One study that looked into the belief in alien abductions used a false memory test to show a correlation between susceptibility to lures and belief in abductions. In another test called the Australian Sheep-Goat Test, researchers assessed belief in paranormal activities – those who were termed "sheep" believed, while those who did not were termed "goats".

Roswell UFO Museum
A display at the Roswell UFO Museum CGP Grey

"I was impressed by the personality study because that really puts it into a context psychological phenomenon we can understand that people vary in this openness to experiences," she said. "I think people like to think about all possibilities and therefore are open to these ideas, but are maybe also more vulnerable."

Krauss Whitbourne said people like to look for a larger meaning or purpose and it is this sort of "playfulness" involved in more susceptible personality types that can then become more extreme.

While largely there is no detrimental effect, when the belief becomes something more, problems can arise. She said: "As something you want to entertain as a fun thing to think, there's no really harm in it. If you go really far along the continuum, you reach delusion beliefs those are problematic.

The ever-increasing popularity of social networks and websites dedicated to UFOs has also fanned the flames to some extent – an outlet that has allowed people from across the globe to connect and become a community. "People have more of an outlet now. You can find people to listen to you but you can also get information that feeds those beliefs you already have," she said.

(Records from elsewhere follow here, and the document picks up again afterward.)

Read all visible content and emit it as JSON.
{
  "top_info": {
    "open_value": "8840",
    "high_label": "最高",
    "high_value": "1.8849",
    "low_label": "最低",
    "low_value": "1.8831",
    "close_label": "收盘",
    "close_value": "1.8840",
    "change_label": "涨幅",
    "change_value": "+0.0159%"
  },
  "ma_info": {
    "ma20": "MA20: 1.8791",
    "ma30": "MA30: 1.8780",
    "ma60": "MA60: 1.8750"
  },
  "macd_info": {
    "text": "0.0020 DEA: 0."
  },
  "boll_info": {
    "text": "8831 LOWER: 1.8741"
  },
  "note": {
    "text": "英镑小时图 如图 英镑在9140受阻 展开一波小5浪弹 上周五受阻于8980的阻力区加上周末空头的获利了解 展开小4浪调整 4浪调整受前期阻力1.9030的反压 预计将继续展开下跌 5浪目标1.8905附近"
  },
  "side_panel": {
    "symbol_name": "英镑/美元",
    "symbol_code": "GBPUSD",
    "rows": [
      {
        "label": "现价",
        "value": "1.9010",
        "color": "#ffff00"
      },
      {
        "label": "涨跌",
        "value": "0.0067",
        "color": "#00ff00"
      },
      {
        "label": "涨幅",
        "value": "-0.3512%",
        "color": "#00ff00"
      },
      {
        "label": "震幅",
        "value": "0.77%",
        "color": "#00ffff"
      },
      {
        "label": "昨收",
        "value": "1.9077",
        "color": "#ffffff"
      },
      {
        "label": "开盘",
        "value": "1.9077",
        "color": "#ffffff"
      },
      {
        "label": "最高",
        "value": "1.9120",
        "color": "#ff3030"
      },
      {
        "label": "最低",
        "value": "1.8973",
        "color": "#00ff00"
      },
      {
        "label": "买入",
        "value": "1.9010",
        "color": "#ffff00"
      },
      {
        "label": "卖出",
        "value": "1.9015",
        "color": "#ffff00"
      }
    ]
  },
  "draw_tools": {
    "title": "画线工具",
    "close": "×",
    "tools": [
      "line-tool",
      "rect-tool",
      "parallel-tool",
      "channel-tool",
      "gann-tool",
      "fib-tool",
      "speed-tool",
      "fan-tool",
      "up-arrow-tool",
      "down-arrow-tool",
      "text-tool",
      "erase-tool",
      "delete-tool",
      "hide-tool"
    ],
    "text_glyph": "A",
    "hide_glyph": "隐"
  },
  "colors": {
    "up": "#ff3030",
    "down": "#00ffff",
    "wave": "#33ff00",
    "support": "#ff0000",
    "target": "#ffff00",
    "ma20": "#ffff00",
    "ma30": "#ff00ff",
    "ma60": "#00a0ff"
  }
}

Once this belief system is in place, Krauss Whitbourne added, it can be difficult to see things with an unbiased view point. She said: "I think people who are going to be sceptical will always be sceptical and vice versa. Once you have a belief system, you fit the facts into that belief system, so I doubt if anyone is looking at it rationally.

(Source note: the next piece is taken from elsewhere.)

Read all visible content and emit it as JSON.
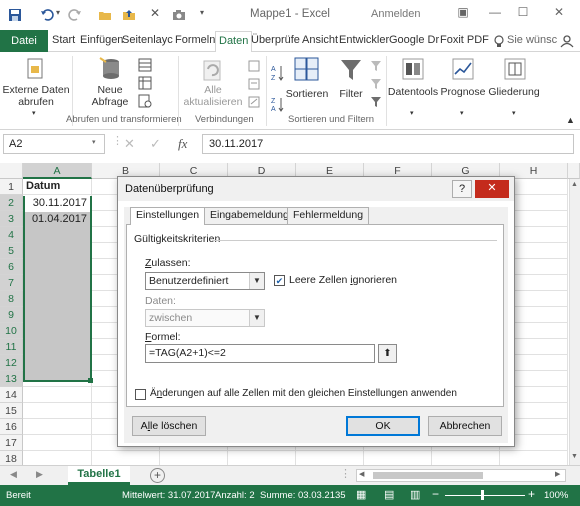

moonbeam ontario
Novelty UFO in Moonbeam, Ontario P199

"This continuum idea is really important. It's like a gateway drug – people might say 'I've had a psychic experience' and continue on from there. Once you start going down that path you're going to find a lot of confirmatory evidence if that's what you're looking for."

And it is this where evidence becomes skewed. Pointing to a recent example where conspiracy theorists pointed to pyramids on Mars being evidence of an ancient civilisation, Krauss Whitbourne said people will use these small scraps to reinforce their beliefs.

She said: "It's the uncritical nature of the judgments people make or the conclusions people reach. Because if you want to believe something and go down that pathway and not be critical. And it is important to maintain a healthy scepticism.

"In true scientific scepticism, that would be that you let the data drive the conclusions. If you go in wanting to believe something, it's going to be pretty hard for you to take that hypothesis-testing approach."